They are enlarged sebaceous (oil producing) glands which were first described by John Fordyce, a famous dermatologist, in 1896. They are harmless, small (1-2mm), pale coloured bumps that commonly occur in clusters, although they may be individual and scattered.
Fordyce spots are normal and symptomless and are commonly seen on mucosal surfaces such as
Unlike the enlarged sebaceous glands of acne, milia and sebaceous hyperplasia, Fordyce spots are enlarged oil glands that do not occur around a hair follicle.
Having these spots on the foreskin or scrotum in males or on the labia of the vagina in females is normal. Everyone is born with Fordyce spots, but they generally become noticeable at puberty and as you get older. Your hormones make oil glands grow and become more noticeable.
It is important to realise that they are NOT contagious nor a sexually transmitted infection.
Between 80% to 95% of adults have Fordyce spots.

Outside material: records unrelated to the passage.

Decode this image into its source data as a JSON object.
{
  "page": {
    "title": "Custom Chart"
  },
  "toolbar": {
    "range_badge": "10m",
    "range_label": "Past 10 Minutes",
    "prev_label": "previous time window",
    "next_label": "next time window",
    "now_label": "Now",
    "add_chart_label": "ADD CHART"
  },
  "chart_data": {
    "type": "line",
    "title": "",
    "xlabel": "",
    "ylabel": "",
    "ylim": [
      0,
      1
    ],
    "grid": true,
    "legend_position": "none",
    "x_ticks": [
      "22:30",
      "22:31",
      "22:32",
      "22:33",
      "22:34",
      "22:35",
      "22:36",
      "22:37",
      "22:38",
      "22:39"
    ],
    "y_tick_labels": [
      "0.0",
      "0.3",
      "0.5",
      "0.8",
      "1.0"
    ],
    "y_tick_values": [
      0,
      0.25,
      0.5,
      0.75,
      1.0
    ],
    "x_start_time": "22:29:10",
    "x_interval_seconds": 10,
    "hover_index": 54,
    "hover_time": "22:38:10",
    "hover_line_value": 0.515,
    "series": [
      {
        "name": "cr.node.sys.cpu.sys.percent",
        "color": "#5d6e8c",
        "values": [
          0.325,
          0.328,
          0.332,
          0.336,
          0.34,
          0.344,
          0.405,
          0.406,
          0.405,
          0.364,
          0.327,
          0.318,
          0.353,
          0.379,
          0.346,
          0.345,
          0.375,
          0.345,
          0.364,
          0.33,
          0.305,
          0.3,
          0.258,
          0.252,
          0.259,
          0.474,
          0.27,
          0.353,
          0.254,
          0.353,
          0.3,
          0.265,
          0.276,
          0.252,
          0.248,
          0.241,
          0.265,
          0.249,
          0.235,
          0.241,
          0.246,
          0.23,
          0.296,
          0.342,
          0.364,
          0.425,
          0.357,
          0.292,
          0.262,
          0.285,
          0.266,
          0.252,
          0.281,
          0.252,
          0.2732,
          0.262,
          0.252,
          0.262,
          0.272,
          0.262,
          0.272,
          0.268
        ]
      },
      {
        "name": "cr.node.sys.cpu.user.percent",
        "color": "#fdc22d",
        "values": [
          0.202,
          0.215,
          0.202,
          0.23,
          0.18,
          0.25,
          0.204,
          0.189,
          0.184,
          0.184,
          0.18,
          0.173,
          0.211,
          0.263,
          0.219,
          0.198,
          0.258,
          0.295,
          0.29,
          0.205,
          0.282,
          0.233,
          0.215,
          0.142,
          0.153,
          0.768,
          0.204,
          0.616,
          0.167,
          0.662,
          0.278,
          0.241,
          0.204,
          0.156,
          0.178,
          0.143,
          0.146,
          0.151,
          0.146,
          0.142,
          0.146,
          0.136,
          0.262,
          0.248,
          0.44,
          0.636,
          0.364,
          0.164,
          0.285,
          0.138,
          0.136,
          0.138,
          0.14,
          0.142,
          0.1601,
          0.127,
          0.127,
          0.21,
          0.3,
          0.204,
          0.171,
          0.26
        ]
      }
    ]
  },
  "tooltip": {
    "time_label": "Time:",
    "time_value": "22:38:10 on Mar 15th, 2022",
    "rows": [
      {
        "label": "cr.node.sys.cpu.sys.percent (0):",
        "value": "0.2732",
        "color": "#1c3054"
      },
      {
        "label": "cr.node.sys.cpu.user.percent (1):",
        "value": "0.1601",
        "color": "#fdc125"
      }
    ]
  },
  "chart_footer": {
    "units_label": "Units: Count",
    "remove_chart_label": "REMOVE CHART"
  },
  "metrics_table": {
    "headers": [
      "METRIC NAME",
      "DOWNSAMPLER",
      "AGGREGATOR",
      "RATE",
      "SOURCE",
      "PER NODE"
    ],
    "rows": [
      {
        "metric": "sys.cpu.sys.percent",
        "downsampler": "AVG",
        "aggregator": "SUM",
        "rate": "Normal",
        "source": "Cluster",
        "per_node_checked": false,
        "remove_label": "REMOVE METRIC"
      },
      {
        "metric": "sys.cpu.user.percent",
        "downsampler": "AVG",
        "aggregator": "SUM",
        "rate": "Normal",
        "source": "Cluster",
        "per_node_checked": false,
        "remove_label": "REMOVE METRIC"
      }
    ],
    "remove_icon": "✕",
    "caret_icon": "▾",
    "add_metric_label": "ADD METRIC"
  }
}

Fordyce spots on your lips, foreskin or labia are normal and harmless, but some people find them to be unsightly and bothersome and request treatment. The following treatments are available at our clinics and are carried out under topical anaesthetic cream for comfort.
Laser removal, using the Erbium YAG laser, to vaporise and remove each lesion individually.

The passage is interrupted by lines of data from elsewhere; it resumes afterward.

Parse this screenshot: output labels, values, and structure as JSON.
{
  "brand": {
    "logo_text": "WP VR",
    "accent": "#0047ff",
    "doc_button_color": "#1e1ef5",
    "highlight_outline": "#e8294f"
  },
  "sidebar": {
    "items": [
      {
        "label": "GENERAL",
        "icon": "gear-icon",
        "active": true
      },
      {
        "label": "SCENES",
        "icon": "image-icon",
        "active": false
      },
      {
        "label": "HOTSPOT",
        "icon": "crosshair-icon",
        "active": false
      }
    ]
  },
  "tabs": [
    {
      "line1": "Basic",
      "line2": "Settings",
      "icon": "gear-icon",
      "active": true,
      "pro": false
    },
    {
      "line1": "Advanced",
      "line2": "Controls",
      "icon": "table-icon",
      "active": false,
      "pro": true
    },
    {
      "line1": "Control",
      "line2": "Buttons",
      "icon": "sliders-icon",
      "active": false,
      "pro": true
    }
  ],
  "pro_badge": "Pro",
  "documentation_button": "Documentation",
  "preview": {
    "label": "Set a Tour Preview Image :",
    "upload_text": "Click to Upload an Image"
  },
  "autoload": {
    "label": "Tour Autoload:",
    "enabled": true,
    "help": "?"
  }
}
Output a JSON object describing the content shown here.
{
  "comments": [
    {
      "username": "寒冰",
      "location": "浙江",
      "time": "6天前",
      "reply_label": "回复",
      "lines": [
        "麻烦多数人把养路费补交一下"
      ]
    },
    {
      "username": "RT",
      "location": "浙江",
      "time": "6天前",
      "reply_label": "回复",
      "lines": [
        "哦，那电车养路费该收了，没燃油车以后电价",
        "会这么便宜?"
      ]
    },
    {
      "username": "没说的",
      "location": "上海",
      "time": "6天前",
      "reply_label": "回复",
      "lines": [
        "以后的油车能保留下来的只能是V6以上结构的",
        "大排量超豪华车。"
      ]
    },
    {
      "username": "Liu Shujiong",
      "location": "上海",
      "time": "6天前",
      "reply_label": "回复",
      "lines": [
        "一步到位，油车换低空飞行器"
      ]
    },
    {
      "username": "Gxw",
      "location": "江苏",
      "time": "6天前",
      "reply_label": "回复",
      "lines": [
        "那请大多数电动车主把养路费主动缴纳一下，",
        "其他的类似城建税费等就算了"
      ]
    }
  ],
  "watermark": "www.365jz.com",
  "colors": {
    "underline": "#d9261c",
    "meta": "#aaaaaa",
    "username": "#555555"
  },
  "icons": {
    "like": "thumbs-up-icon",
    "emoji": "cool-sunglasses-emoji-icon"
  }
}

Photodynamic therapy (PDT). Fordyce spots can be treated with PDT (refer to this section on our website) which acts by shrinking the sebaceous glands, making them less noticeable.
Electrocoagulation, using a radiofrequency device called a Hyfrecator, where a very fine-tip probe is used to coagulate the spots. Although usually very well tolerated it may, in a small number of cases, result in fine scars or pigmentation spots. Most of these settle in time.

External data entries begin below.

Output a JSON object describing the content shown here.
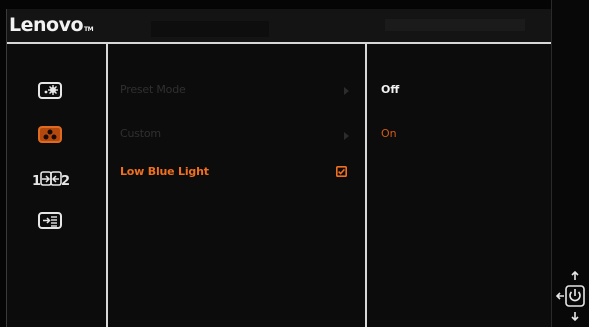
{
  "header": {
    "logo_text": "Lenovo",
    "logo_mark": "TM"
  },
  "sidebar_icons": [
    {
      "name": "brightness-contrast-icon",
      "state": "normal"
    },
    {
      "name": "image-color-icon",
      "state": "active"
    },
    {
      "name": "input-source-icon",
      "state": "normal"
    },
    {
      "name": "menu-settings-icon",
      "state": "normal"
    }
  ],
  "menu": {
    "items": [
      {
        "label": "Preset Mode",
        "state": "disabled",
        "has_submenu": true
      },
      {
        "label": "Custom",
        "state": "disabled",
        "has_submenu": true
      },
      {
        "label": "Low Blue Light",
        "state": "selected",
        "checked": true
      }
    ]
  },
  "options": {
    "items": [
      {
        "label": "Off",
        "state": "highlighted"
      },
      {
        "label": "On",
        "state": "normal"
      }
    ]
  },
  "colors": {
    "accent": "#f07020",
    "text": "#f2f2f2",
    "divider": "#d8d8d8",
    "disabled": "#303030",
    "background": "#0c0c0c"
  },
  "nav_icon": "joystick-power-icon"
}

Other treatments. Surgical removal, freezing or burning are not recommended as they have the potential to leave unsightly scars.
PDT usually requires 2-4 treatments scheduled one month apart, with each treatment reducing the spots progressively. It is a completely non-invasive treatment option. Maintenance treatments will be required.
The other treatments are aimed at removing the individual lesions, so have the potential for long term reduction. However, you may need to have further treatment if new lesions develop in time or if some of the treated lesions fail to disappear completely or regrow (most, however, do not regrow).
There is no downtime with PDT.
The other treatments will result in some crusting of the treated lesions, which will heal in a week or so.
Most concerns have more than one course of treatment. Feel free to contact us so one of our team can discuss options for your unique concern.